This exercise calls for every line of the data below with the string "value" in it.

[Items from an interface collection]
==================================================

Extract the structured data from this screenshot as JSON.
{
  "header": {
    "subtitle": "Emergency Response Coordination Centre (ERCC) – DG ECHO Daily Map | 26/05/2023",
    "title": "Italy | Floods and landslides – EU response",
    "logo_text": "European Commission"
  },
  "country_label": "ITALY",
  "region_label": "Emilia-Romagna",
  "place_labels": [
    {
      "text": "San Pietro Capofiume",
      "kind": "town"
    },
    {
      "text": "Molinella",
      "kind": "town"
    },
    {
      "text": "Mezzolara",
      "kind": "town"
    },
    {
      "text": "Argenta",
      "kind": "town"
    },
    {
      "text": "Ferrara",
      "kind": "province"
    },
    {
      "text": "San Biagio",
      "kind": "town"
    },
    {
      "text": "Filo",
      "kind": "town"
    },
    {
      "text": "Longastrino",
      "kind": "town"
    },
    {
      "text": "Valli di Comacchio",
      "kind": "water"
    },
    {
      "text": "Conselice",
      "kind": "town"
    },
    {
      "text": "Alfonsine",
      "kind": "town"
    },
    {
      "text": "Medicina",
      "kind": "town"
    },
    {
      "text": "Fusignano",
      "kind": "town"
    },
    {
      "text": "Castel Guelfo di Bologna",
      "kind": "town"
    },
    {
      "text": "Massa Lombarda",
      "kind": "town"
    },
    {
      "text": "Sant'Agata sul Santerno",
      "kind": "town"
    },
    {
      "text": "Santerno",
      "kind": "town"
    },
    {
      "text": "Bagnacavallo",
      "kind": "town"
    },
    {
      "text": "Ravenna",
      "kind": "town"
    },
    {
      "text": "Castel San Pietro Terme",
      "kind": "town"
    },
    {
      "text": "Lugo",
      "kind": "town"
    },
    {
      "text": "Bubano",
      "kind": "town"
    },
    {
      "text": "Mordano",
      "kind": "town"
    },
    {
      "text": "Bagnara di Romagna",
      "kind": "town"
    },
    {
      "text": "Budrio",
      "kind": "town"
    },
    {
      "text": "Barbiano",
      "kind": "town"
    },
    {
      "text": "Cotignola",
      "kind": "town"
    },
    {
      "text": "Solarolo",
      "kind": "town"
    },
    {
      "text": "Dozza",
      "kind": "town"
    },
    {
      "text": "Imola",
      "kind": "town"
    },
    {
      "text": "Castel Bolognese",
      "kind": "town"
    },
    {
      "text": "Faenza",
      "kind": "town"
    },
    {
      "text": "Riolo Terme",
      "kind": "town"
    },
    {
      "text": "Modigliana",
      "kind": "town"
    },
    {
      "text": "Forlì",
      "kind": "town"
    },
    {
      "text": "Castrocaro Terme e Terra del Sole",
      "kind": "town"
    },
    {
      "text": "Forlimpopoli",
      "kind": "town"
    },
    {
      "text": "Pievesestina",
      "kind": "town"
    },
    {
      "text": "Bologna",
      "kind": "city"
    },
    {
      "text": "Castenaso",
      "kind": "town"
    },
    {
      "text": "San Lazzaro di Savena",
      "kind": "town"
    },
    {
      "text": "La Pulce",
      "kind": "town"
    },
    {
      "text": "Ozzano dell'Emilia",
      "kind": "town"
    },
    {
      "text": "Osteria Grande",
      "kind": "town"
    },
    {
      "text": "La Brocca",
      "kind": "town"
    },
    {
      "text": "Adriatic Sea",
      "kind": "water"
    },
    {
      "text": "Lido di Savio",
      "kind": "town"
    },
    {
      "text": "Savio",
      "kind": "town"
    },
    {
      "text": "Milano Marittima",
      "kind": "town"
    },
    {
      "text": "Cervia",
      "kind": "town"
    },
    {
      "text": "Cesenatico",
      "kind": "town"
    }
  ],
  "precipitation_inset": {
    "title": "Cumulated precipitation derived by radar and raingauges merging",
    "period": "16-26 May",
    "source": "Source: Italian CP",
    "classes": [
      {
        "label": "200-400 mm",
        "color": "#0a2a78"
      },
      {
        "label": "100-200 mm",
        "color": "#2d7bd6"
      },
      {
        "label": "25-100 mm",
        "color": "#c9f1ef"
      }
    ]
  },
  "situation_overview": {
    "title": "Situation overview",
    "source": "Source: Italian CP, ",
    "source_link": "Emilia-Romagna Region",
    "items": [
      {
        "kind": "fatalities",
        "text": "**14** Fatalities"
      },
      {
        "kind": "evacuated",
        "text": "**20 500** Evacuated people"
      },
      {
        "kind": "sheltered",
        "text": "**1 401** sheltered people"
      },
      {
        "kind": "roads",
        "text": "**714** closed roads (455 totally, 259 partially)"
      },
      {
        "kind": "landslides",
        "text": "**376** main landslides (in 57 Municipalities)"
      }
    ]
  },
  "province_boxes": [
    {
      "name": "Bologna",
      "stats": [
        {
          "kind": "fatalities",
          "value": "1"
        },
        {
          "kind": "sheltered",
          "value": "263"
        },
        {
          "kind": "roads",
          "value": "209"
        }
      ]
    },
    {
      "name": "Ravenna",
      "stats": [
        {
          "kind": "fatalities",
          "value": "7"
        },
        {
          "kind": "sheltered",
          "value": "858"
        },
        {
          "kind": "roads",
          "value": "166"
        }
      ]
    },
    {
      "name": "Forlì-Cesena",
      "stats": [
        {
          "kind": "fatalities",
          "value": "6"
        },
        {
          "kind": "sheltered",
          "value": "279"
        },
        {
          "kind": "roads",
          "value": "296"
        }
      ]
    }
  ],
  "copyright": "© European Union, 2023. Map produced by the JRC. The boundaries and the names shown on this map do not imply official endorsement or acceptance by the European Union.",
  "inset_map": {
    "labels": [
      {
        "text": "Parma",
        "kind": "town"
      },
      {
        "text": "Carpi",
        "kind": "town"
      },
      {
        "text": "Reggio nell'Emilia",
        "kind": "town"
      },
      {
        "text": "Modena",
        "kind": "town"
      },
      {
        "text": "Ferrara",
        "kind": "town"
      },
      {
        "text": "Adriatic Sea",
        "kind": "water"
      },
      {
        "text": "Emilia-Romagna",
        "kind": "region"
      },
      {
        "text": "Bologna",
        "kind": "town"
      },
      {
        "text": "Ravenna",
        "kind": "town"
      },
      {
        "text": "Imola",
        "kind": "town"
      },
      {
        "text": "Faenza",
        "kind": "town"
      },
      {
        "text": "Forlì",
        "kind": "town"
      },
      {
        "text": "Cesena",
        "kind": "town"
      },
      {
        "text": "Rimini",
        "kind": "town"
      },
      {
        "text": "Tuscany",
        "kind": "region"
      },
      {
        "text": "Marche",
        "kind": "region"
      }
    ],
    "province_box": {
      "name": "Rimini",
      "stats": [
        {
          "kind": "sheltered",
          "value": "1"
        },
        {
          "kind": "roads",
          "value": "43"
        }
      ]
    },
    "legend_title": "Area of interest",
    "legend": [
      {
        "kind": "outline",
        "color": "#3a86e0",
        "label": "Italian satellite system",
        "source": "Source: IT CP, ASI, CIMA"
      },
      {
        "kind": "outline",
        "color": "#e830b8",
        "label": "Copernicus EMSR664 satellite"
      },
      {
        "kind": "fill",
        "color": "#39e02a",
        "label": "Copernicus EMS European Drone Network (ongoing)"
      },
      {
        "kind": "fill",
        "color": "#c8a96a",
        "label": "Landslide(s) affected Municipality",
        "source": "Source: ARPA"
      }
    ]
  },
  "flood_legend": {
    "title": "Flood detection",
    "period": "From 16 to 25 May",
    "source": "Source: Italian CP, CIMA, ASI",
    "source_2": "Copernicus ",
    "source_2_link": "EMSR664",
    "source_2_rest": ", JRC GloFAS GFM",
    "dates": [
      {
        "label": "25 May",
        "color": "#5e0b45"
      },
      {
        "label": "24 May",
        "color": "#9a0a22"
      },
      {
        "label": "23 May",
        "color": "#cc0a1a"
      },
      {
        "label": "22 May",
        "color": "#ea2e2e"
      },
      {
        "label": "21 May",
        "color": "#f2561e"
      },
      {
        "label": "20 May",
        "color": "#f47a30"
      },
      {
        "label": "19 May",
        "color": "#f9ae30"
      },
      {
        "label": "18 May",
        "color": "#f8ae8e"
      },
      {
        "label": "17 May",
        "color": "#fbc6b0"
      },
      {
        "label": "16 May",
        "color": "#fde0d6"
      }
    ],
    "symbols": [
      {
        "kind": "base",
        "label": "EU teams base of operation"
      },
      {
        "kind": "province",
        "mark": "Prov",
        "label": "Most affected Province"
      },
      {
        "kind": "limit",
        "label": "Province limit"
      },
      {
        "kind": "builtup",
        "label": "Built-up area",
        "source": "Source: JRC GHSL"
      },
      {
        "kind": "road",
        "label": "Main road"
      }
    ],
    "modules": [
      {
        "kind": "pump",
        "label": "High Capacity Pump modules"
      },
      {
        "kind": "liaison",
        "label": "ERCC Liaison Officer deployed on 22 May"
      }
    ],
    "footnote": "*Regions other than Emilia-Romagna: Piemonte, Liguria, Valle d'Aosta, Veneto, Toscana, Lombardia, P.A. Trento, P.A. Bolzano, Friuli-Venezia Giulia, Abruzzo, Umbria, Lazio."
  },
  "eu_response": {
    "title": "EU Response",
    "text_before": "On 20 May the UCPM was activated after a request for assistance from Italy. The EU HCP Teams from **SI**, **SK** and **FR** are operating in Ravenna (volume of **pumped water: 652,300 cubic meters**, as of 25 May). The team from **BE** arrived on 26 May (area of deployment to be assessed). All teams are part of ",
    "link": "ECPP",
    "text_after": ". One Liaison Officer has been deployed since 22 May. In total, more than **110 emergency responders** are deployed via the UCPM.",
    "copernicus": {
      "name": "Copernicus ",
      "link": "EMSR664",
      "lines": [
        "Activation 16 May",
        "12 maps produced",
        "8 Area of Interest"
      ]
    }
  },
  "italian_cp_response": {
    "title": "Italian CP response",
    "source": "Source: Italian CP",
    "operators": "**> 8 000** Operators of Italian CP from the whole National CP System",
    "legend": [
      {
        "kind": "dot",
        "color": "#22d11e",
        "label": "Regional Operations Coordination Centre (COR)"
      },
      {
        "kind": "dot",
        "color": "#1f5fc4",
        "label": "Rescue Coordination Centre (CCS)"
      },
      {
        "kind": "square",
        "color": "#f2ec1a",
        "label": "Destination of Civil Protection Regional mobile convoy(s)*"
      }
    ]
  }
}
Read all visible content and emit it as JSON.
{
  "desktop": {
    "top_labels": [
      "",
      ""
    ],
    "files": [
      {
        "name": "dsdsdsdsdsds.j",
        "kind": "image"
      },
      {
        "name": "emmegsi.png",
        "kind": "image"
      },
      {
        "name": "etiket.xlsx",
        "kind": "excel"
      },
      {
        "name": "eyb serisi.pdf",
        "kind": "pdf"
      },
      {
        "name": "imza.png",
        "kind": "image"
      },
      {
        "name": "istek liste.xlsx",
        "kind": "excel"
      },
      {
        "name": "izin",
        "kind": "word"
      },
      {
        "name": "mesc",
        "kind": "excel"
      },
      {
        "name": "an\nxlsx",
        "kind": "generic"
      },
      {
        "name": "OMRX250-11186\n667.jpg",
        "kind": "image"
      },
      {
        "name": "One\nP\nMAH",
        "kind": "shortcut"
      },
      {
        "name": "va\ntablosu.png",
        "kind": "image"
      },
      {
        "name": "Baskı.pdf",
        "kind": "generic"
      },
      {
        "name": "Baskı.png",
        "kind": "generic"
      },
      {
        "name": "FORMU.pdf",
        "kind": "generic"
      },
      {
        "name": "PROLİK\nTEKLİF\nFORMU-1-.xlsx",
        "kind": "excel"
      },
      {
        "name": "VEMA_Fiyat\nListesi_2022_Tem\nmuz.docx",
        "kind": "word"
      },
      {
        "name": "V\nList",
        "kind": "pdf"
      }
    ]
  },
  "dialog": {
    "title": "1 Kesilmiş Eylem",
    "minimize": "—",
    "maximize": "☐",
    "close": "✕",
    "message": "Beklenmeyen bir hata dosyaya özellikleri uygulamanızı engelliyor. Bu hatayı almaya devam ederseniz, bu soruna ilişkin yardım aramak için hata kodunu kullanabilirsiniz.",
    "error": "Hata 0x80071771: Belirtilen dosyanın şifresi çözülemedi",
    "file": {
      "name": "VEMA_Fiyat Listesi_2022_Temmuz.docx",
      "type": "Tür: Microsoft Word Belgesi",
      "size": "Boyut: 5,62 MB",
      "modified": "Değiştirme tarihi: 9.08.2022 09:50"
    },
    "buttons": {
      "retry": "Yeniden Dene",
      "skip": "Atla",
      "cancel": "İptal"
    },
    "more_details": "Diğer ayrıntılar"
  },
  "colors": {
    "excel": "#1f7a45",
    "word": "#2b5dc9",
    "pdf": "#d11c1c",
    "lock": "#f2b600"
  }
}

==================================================

ANSWER TO THIS PROBLEM
          "value": "1"
          "value": "263"
          "value": "209"
          "value": "7"
          "value": "858"
          "value": "166"
          "value": "6"
          "value": "279"
          "value": "296"
          "value": "1"
          "value": "43"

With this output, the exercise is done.